At noon dined and to the office again, and about 4 o’clock took coach and to my Lord Treasurer’s and thence to Sir Philip Warwicke’s new house by appointment, there to spend an houre in talking and we were together above an hour, and very good discourse about the state of the King as to money, and particularly in the point of the Navy. He endeavours hard to come to a good understanding of Sir G. Carteret’s accounts, and by his discourse I find Sir G. Carteret must be brought to it, and what a madman he is that he do not do it of himself, for the King expects the Parliament will call upon him for his promise of giving an account of the money, and he will be ready for it, which cannot be, I am sure, without Sir G. Carteret’s accounts be better understood than they are.
He seems to have a great esteem of me and my opinion and thoughts of things. After we had spent an houre thus discoursing and vexed that we do but grope so in the darke as we do, because the people, that should enlighten us, do not helpe us, we resolved fitting some things for another meeting, and so broke up. He shewed me his house, which is yet all unhung, but will be a very noble house indeed.
Thence by coach calling at my bookseller’s and carried home 10l. worth of books, all, I hope, I shall buy a great while.
There by appointment find Mr. Hill come to sup and take his last leave of me, and by and by in comes Mr. James Houbland to bear us company, a man I love mightily, and will not lose his acquaintance. He told me in my eare this night what he and his brothers have resolved to give me, which is 200l., for helping them out with two or three ships. A good sum and that which I did believe they would give me, and I did expect little less.
Here we talked and very good company till late, and then took leave of one another, and indeed I am heartily sorry for Mr. Hill’s leaving us, for he is a very worthy gentleman, as most I know. God give him a good voyage and successe in his business. Thus we parted and my wife and I to bed, heavy for the losse of our friend.

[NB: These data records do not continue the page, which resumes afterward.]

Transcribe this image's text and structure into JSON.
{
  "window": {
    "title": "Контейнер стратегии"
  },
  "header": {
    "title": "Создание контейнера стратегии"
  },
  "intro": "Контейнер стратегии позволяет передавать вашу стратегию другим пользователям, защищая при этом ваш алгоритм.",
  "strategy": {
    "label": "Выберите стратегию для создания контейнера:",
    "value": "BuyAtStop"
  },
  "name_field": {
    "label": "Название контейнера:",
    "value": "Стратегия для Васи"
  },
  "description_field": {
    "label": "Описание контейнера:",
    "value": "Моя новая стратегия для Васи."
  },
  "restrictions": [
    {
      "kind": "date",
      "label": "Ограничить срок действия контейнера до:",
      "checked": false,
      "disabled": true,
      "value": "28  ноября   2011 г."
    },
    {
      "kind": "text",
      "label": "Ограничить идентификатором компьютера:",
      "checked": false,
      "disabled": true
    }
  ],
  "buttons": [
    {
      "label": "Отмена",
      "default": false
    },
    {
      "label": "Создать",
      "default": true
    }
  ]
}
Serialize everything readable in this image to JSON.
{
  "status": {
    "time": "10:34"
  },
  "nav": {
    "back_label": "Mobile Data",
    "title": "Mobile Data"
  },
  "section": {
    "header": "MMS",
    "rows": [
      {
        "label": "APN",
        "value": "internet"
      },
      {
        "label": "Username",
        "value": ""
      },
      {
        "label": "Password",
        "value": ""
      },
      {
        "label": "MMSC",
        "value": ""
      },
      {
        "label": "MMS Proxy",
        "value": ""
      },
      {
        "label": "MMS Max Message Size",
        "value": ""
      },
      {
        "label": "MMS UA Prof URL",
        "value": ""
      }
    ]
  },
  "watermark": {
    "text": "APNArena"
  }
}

paper heart
my wife and I heavy
for the loss of our friend


Erasure haiku derived from The Diary of Samuel Pepys, Friday 2 March 1666.

Teeth of the storm

Up, and to the office, where busy all the morning. Late to dinner, and then to the office again, and there busy till past twelve at night, and so home to supper and to bed.
We have newes of Sir Jeremy Smith’s being very well with his fleete at Cales.

the din of ice
busy as we eat

supper and news


Erasure poem derived from The Diary of Samuel Pepys, Saturday 17 February 1666.

Interloper

Up, and to the office. At noon, full of business, to dinner. This day comes first Sir Thomas Harvy after the plague, having been out of towne all this while. He was coldly received by us, and he went away before we rose also, to make himself appear yet a man less necessary. After dinner, being full of care and multitude of business, I took coach and my wife with me. I set her down at her mother’s (having first called at my Lord Treasurer’s and there spoke with Sir Ph. Warwicke), and I to the Exchequer about Tangier orders, and so to the Swan and there staid a little, and so by coach took up my wife, and at the old Exchange bought a muffe, and so home and late at my letters, and so to supper and to bed, being now-a-days, for these four or five months, mightily troubled with my snoring in my sleep, and know not how to remedy it.

in this cold rose
a moth
having a sleep


Erasure poem derived from The Diary of Samuel Pepys, Saturday 10 February 1666.